“Here’s how I look at the choice Americans face in this election,” she said. “In politics, there are some candidates who use change to promote their careers. And then there are those, like John McCain, who use their careers to promote change.”
And in a daring move, she turned Democratic attacks on her own inexperience against them, contrasting her career as a small-town mayor with Senator Obama’s years as a community organizer.
“Before I became governor of the great state of Alaska, I was mayor of my hometown. And since our opponents in this presidential election seem to look down on that experience, let me explain to them what the job involves. I guess a small-town mayor is sort of like a ‘community organizer,’ except that you have actual responsibilities.”
For good measure she also took time to swipe at her tormentors in the media in the last week, where a profusion of commentators has derided her light qualifications: I’m not a member of the permanent political establishment. And I’ve learned quickly, these past few days, that if you’re not a member in good standing of the Washington elite, then some in the media consider a candidate unqualified for that reason alone. But here’s a little news flash for all those reporters and commentators: I’m not going to Washington to seek their good opinion – I’m going to Washington to serve the people of this country.”
Her speech was relatively light on policy, though she demonstrated a firm grasp of energy issues, gained from her years in the oil and gas industry and as governor of America’s largest oil-producing state. She made much of her achievements in Alaska, where she has established a reputation for tackling a corrupt political establishment
“Sudden and relentless reform never sits well with entrenched interests and power brokers. That’s why true reform is so hard to achieve,” she said, but “in short order we put the government of our state on the side of the people. “
And another thing about Palin bow being attacked by the left for “insulting a community organizer” oh noo!! say it ain’t so!!
Tonight I flipped to CNN and was struck by the talking heads flipping out about the Giuliani/Palin mocking of community organizers—as if the Obama team’s dismissals of “small-town” mayors was fair play. The MSM networks are going ballistic at her speech and apparently never imagined that anyone would dare bite back—and also at them, the ‘elite media’ of the press, no less!

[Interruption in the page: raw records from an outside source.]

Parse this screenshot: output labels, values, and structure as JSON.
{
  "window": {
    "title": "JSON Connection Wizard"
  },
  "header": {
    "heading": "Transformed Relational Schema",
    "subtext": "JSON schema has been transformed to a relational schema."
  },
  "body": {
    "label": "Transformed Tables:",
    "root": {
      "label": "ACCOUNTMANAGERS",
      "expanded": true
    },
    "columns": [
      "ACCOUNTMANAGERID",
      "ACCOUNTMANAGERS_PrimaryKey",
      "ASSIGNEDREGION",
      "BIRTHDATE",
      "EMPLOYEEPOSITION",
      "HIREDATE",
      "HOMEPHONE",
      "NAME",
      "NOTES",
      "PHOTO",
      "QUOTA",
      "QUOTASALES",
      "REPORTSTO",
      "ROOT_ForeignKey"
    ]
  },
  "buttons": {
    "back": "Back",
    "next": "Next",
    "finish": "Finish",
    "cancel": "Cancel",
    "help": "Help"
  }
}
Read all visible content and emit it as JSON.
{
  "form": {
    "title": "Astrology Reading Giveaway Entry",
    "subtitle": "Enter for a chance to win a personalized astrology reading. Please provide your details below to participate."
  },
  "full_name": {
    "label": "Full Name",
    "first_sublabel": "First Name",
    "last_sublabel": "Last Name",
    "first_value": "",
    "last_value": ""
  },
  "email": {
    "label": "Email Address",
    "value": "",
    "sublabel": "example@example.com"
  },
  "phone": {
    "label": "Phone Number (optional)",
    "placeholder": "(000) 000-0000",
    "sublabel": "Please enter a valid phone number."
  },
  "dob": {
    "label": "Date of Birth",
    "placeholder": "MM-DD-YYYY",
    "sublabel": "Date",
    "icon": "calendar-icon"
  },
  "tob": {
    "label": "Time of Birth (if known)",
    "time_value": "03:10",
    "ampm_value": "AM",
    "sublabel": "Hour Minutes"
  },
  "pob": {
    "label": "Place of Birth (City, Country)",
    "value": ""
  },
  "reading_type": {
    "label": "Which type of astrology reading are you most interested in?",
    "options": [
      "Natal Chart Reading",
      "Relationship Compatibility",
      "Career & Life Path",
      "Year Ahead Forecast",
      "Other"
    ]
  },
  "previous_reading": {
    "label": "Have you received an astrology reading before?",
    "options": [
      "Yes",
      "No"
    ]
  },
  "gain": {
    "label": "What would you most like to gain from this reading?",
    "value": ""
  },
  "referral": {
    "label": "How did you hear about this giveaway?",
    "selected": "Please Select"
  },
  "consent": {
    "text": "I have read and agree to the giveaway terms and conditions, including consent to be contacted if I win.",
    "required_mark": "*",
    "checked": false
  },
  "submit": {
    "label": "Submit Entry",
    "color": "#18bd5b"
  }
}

Compared to what Kerry et al. said about McCain, Palin was no tougher on the other side, so it is odd to hear CNN female pundits suddenly shocked, shocked that a “woman” would dare attack a man like that, and that it may “not play” outside the hall. Like it or now we are back in a cultural and populist war, brought on by a week of liberal character assassination.
The Left made a terrible mistake in the manner they have smeared Palin, and now they seem appalled at the red-state authentic populist backlash which is a different sort than studied Bidenism, where one recalls a distant childhood, not the recent past, or the living present, to prove they are one with the people.
So things heat up and are getting ugly as they always seem to do by September in an election year. Today it was no accident in the wake of the attacks on Palin that suddenly Obama comes out with pro-abortion ads attacking the pro-life position of McCain. The timing is a sort of subtext about the current and recent Palin jr. and sr. pregnancies: apparently Team Obama want the viewer to see a pregnant teen-ager and a Down syndrome child and ponder something like: “under John McCain abortion in these cases would have been impossible.”